The functional anatomy of the forelimb has played a critical role in reconstructing locomotor and postural adaptations of fossil anthropoids, including hominins. This study examined the functional anatomy of the midcarpal joint and wrist ranges of motion in extant hominoids and terrestrial cercopithecines to investigate ways that knuckle-walkers are similar to, and distinct from, other terrestrial catarrhines. New data on maximum ranges of motion in Pan, Hylobates, Papio, and Erythrocebus support the conclusion that Asian apes have unusually mobile wrist joints as adaptations for suspension and/or climbing activities, and that African ape wrists have limited ranges of extension as an adaptation to knuckle-walking.

Results provide some support to hypotheses about aspects of midcarpal morphology being functionally related to limiting wrist extension in the knuckle-walking African apes. The depth of the concavity on the scaphoid/centrale facet of the capitate, the distal extent of articular surfaces, and dorsal ridge development appear to distinguish knuckle-walkers. Although variability exists in any single characteristic, the total morphological pattern is fairly distinct in African apes. The likely role of the capitate-scaphoid joint in limiting extension during knuckle-walking supports the hypothesis that early ontogenetic fusion of the os centrale to the scaphoid is a knuckle-walking adaptation.
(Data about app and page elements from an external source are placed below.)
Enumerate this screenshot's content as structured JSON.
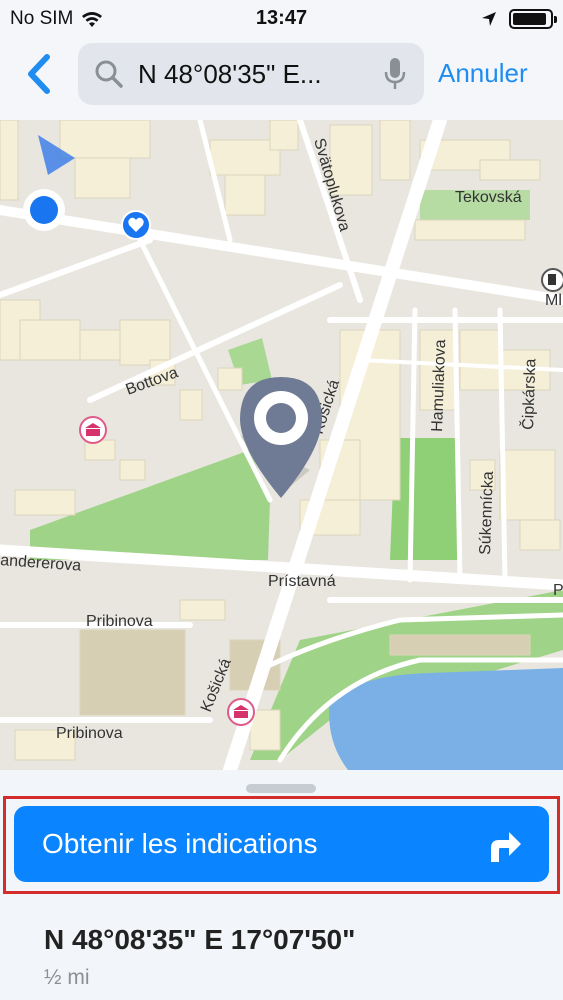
{
  "status_bar": {
    "carrier": "No SIM",
    "time": "13:47",
    "battery_level": 0.92,
    "icons": [
      "wifi-icon",
      "location-arrow-icon",
      "battery-icon"
    ]
  },
  "search": {
    "query": "N 48°08'35\" E...",
    "cancel_label": "Annuler",
    "icons": [
      "chevron-left-icon",
      "search-icon",
      "microphone-icon"
    ]
  },
  "map": {
    "street_labels": {
      "svatoplukova": "Svätoplukova",
      "tekovska": "Tekovská",
      "bottova": "Bottova",
      "kosicka_north": "Košická",
      "hamuliakova": "Hamuliakova",
      "cipkarska": "Čipkárska",
      "sukennicka": "Súkennícka",
      "landererova": "andererova",
      "pristavna": "Prístavná",
      "pribinova_1": "Pribinova",
      "pribinova_2": "Pribinova",
      "kosicka_south": "Košická",
      "edge_m": "Ml",
      "edge_p": "P"
    },
    "icons": [
      "user-location-icon",
      "favorite-heart-icon",
      "museum-icon",
      "gas-station-icon",
      "selected-pin-icon"
    ],
    "colors": {
      "water": "#7ab0e6",
      "park": "#8fcf76",
      "building": "#f5efd8",
      "road": "#ffffff"
    }
  },
  "panel": {
    "directions_label": "Obtenir les indications",
    "place_title": "N 48°08'35\" E 17°07'50\"",
    "distance": "½ mi",
    "accent_color": "#0a84ff"
  }
}
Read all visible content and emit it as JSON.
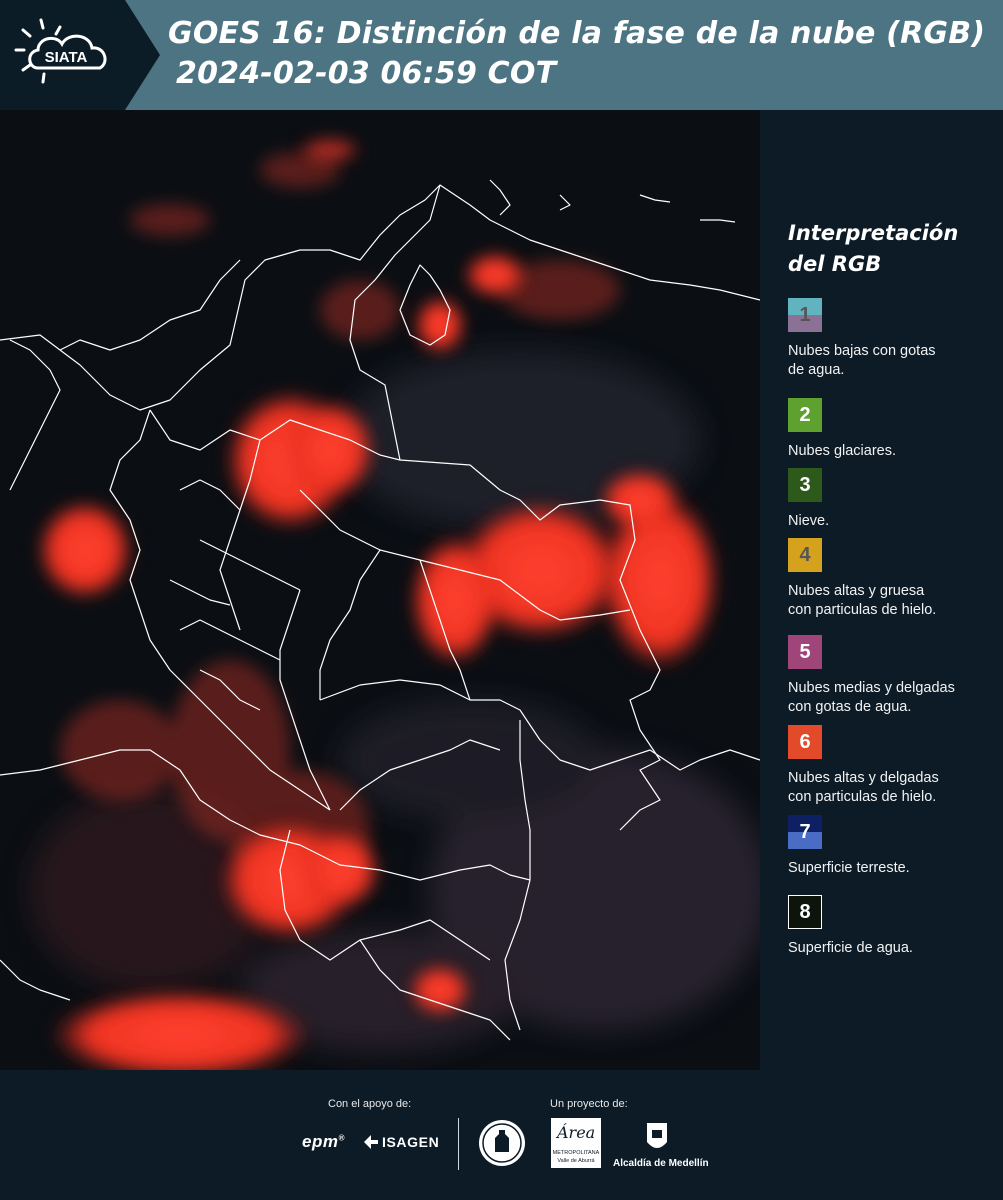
{
  "header": {
    "logo_text": "SIATA",
    "title_line1": "GOES 16: Distinción de la fase de la nube (RGB)",
    "title_line2": "2024-02-03 06:59 COT"
  },
  "legend": {
    "title_line1": "Interpretación",
    "title_line2": "del RGB",
    "items": [
      {
        "number": "1",
        "label_line1": "Nubes bajas con gotas",
        "label_line2": "de agua.",
        "color_top": "#62b3c0",
        "color_bottom": "#8b7196",
        "number_color": "#555555"
      },
      {
        "number": "2",
        "label_line1": "Nubes glaciares.",
        "label_line2": "",
        "color_top": "#5ea12f",
        "color_bottom": "#5ea12f",
        "number_color": "#ffffff"
      },
      {
        "number": "3",
        "label_line1": "Nieve.",
        "label_line2": "",
        "color_top": "#2d5a1a",
        "color_bottom": "#2d5a1a",
        "number_color": "#ffffff"
      },
      {
        "number": "4",
        "label_line1": "Nubes altas y gruesa",
        "label_line2": "con particulas de hielo.",
        "color_top": "#d4a21c",
        "color_bottom": "#d4a21c",
        "number_color": "#555555"
      },
      {
        "number": "5",
        "label_line1": "Nubes medias y delgadas",
        "label_line2": "con gotas de agua.",
        "color_top": "#a0457a",
        "color_bottom": "#a0457a",
        "number_color": "#ffffff"
      },
      {
        "number": "6",
        "label_line1": "Nubes altas y delgadas",
        "label_line2": "con particulas de hielo.",
        "color_top": "#e24a2a",
        "color_bottom": "#e24a2a",
        "number_color": "#ffffff"
      },
      {
        "number": "7",
        "label_line1": "Superficie terreste.",
        "label_line2": "",
        "color_top": "#0f1f63",
        "color_bottom": "#4a6cc4",
        "number_color": "#ffffff"
      },
      {
        "number": "8",
        "label_line1": "Superficie de agua.",
        "label_line2": "",
        "color_top": "#0c140c",
        "color_bottom": "#0c140c",
        "number_color": "#ffffff"
      }
    ]
  },
  "footer": {
    "support_label": "Con el apoyo de:",
    "project_label": "Un proyecto de:",
    "sponsor1": "epm",
    "sponsor2": "ISAGEN",
    "area_logo": "Área",
    "area_sub1": "METROPOLITANA",
    "area_sub2": "Valle de Aburrá",
    "alcaldia": "Alcaldía de Medellín"
  }
}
African apes and the terrestrial cercopithecoids have significantly broader midcarpal joints compared to Asian apes, supporting the hypotheses that the morphologies in the former taxa represent adaptations to pronograde weight support, and in the latter are adaptations for increased mobility. The broad midcarpal morphology of the early hominin (∼3.5 Ma Australopithecus) KNM-WT 22944 supports evidence that hominins evolved from an ancestor adapted to knuckle-walking and climbing, rather than a climbing ancestor with a locomotor repertoire that lacked a terrestrial component.